*** Begin section ***
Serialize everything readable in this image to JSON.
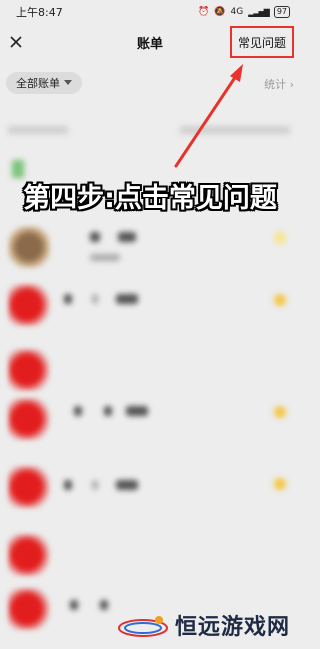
{
  "status_bar": {
    "time": "上午8:47",
    "network": "4G",
    "battery": "97"
  },
  "header": {
    "title": "账单",
    "close_icon": "close-icon",
    "faq_label": "常见问题"
  },
  "filter": {
    "chip_label": "全部账单",
    "chip_icon": "caret-down-icon",
    "stats_label": "统计"
  },
  "annotation": {
    "step_text": "第四步:点击常见问题",
    "arrow_color": "#e8322b"
  },
  "watermark": {
    "text": "恒远游戏网"
  },
  "colors": {
    "background": "#ededed",
    "highlight": "#e8322b"
  }
}
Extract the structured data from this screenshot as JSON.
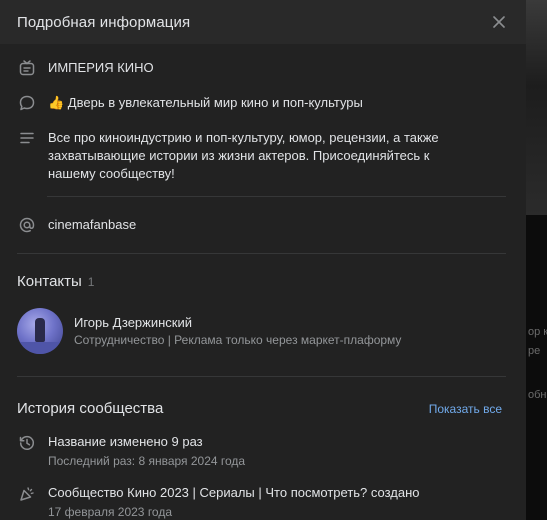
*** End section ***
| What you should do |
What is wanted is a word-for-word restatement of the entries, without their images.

| Written reply |
Serialize everything readable in this image to JSON.
{
  "status_bar": {
    "time": "上午8:47",
    "network": "4G",
    "battery": "97"
  },
  "header": {
    "title": "账单",
    "close_icon": "close-icon",
    "faq_label": "常见问题"
  },
  "filter": {
    "chip_label": "全部账单",
    "chip_icon": "caret-down-icon",
    "stats_label": "统计"
  },
  "annotation": {
    "step_text": "第四步:点击常见问题",
    "arrow_color": "#e8322b"
  },
  "watermark": {
    "text": "恒远游戏网"
  },
  "colors": {
    "background": "#ededed",
    "highlight": "#e8322b"
  }
}
Extract the structured data from this screenshot as JSON.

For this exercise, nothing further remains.